The letterbox format is so-called because it creates black bars above and below the image which gives the appearance of looking through a letterbox. This is the "pure" method as it preserves the entire widescreen frame. For this reason, letterboxing is preferred by film directors and enthusiasts.

Zoomed and Letterboxed

To convert widescreen to 4x3 in a video project, the footage is simply imported and reduced in size until it fits the 4x3 frame.

Pan and Scan

Pan and Scan is the traditional method of displaying widescreen content in broadcast television and old VHS movies. The widescreen image is cropped at the sides and only the main part of the image is shown.

Pan and Scan

This method has the advantage of utilizing the entire frame, but the disadvantage of losing parts of the original image.
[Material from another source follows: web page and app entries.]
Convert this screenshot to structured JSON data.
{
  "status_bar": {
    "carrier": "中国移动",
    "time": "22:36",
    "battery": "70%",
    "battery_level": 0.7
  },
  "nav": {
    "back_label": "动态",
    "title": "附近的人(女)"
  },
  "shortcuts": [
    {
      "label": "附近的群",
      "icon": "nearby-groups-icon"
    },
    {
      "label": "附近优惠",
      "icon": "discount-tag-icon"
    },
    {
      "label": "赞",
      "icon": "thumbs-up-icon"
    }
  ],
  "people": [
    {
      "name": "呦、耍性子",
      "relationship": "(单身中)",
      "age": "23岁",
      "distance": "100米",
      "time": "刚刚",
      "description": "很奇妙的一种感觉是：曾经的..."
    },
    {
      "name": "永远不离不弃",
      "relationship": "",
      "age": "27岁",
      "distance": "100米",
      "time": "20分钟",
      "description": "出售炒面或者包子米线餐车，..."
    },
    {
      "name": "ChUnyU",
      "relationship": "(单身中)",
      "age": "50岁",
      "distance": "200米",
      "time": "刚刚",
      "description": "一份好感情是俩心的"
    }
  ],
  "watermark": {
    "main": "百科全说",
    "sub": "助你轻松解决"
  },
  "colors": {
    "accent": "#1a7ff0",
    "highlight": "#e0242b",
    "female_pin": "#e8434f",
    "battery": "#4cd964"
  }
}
There are two ways to create a pan and scan video:

  1. Crop the entire video and leave the centre 4x3 image. Technically, this is not "pan and scan" — it's just a cropped image.
  2. As the video progresses, the editor constantly adjusts the cropped image left and right to display the most important part of the image (panning and scanning). This requires much more effort but results in much better framing.


We recommend the letterbox format in most cases. It's the only faithful way to present widescreen material in 4x3.

However there are some cases where pan and scan works quite well. If you can use this method without losing important elements of the composition, it can be worth considering. In particular, if you shoot the widescreen footage yourself, you can often shoot using 4x3 safe framing. This means you plan the footage to work in either aspect ratio (but this still often involves compromise).